Trust me. Trust me. Fucking trust me! It was her mantra and his prison. But at the moment he felt too tired, too drained to do anything else.
Lucy pulled away. “You’re exhausted,” she said, an embarrassed, almost apologetic smile on her face. “You need rest. I’m sorry I upset you.”
Doug settled back into his pillows. “Tomorrow I’ll be stronger,” he said.
At that moment Dr. Vogel appeared above him, a round happy face with inquisitive eyes behind small oval glasses in wire frames. “Are you upsetting my patient?” he said to Lucy with a touch of rancor in his voice.
Dr. Vogel leaned down, examining Doug.
“I’m fine,” Doug said. “Just tired.”
“You won’t be running any marathons for a few weeks, I’m afraid,” Vogel said. Looking now at Lucy, he said, “I insist you let Mr. McArthur rest. He still has a lot of healing to do.”
“I was just leaving,” Lucy said. “I’ll come back in the morning,” she told Doug. “We’ll get you through this. I promise.” She touched Doug tenderly on the arm before turning and walking from the room.
“Sure,” Doug said to no one in particular, as he began a rapid descent into oblivion. The lights were suddenly and mysteriously extinguished and everything around him began fading to black. “I’ll get through this,” he whispered to himself. “I need my strength. I have to get out of this place and find Annie.”
When Doug slept there were no dreams. Or if there were he slept too securely to remember them. His absence was empty, in fact, of all thoughts and visions, all reason and purpose, as though whatever lived in his mind was secret even from him.

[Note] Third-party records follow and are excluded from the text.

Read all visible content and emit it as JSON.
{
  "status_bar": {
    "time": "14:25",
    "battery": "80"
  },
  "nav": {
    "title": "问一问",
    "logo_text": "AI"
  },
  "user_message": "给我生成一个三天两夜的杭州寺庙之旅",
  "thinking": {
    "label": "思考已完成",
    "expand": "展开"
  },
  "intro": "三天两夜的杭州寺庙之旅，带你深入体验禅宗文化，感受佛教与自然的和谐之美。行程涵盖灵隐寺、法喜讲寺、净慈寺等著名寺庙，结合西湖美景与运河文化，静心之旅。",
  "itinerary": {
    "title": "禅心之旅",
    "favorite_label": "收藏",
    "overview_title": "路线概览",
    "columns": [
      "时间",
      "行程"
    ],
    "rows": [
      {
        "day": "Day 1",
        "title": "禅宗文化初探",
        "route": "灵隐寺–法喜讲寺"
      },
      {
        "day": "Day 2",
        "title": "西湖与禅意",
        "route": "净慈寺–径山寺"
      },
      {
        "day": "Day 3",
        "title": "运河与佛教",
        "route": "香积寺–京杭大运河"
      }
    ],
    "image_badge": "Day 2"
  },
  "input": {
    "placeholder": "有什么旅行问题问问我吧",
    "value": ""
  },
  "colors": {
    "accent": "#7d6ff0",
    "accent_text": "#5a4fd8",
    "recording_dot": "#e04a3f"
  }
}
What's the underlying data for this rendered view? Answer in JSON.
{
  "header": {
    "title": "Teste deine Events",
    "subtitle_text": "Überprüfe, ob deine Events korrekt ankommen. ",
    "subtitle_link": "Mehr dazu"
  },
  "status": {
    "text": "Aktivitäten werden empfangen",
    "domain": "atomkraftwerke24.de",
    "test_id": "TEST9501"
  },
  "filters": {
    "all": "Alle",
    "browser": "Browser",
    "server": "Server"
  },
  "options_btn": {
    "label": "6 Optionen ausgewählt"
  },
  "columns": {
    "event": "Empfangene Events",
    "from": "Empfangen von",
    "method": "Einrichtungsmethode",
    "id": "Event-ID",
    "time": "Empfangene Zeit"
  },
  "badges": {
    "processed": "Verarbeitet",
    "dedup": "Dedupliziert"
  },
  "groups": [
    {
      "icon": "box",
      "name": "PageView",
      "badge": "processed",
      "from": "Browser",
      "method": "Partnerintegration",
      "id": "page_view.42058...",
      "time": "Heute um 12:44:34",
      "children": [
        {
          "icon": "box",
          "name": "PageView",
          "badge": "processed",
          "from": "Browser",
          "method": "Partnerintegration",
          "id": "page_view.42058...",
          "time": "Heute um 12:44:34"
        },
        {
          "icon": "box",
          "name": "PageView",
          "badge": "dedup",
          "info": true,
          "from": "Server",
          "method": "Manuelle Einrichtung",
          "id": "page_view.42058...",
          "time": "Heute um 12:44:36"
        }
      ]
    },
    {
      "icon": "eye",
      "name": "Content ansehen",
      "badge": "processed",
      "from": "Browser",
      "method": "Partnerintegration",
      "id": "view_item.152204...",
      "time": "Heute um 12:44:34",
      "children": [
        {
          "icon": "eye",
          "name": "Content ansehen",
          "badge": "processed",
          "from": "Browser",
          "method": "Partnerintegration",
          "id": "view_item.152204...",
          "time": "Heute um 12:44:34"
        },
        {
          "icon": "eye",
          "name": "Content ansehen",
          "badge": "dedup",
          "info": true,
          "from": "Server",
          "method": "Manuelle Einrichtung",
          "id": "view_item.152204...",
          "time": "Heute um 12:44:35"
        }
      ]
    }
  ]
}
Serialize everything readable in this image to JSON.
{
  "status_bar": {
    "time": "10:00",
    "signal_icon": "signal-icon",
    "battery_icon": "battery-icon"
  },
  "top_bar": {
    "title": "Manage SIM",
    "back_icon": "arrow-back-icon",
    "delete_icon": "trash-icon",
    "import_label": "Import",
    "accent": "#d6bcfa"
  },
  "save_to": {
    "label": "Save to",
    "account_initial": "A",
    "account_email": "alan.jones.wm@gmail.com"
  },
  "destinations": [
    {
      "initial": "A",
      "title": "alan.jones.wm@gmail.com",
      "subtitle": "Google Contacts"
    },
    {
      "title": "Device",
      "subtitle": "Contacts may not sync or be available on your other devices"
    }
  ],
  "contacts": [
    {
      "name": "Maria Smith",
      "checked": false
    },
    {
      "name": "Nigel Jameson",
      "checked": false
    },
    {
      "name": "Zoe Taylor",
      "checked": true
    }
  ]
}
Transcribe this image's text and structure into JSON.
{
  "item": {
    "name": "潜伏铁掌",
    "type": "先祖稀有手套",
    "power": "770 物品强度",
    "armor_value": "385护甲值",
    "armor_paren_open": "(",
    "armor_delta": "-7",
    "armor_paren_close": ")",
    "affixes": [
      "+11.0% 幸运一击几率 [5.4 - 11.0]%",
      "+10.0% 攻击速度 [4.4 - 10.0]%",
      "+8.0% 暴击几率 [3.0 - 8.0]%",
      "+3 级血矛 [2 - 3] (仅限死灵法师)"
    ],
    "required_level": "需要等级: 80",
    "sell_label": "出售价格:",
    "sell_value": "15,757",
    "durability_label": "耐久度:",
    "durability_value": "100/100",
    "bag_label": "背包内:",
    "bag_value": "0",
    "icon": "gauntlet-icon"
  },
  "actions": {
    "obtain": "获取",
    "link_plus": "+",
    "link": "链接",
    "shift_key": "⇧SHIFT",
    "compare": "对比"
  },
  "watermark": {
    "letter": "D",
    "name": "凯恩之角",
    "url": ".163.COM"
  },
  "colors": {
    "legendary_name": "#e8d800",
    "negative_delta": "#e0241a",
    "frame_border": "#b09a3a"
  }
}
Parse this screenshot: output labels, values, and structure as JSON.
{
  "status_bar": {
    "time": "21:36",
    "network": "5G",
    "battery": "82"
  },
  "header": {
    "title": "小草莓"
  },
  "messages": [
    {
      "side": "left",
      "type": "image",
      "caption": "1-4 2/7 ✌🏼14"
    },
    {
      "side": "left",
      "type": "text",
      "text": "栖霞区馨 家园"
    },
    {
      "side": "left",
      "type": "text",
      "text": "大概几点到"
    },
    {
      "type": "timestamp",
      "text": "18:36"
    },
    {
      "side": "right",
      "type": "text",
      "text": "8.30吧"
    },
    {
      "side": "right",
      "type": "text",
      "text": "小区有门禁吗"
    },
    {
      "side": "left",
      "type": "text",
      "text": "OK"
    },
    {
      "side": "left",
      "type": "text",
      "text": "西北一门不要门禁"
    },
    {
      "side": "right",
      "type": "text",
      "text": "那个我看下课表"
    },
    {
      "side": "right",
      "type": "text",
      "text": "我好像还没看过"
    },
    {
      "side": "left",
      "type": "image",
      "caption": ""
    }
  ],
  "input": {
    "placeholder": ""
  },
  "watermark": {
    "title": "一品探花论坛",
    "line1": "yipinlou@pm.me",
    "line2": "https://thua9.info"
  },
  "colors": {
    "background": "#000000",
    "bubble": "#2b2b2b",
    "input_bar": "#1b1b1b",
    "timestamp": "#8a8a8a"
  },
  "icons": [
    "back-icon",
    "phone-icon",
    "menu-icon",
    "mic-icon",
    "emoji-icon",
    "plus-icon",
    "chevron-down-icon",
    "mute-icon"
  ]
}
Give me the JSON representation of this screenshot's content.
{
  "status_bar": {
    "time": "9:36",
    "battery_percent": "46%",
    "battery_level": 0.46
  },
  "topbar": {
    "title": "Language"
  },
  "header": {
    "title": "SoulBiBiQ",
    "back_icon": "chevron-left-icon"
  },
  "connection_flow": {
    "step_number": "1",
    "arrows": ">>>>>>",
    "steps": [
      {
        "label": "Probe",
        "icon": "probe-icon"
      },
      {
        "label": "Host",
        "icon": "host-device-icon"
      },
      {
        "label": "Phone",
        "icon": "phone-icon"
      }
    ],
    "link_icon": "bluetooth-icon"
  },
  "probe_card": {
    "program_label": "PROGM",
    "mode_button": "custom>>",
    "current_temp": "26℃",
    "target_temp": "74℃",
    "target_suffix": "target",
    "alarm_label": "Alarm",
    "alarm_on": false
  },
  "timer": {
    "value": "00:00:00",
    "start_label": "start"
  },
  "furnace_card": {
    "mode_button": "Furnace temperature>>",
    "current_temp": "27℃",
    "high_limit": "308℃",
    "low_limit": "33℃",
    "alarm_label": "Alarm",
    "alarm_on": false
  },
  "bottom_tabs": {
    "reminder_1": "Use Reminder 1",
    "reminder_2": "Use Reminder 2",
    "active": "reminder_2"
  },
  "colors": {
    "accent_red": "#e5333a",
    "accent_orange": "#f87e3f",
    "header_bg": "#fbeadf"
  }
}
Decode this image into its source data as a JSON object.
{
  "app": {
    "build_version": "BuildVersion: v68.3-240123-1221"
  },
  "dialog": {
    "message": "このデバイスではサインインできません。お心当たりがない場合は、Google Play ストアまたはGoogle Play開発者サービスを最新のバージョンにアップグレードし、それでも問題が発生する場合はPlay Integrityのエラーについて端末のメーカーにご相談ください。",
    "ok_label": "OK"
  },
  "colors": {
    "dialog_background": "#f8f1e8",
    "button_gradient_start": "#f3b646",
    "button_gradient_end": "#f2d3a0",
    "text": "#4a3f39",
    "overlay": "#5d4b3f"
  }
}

A black void, that for all he knew could very well have been death descended over him.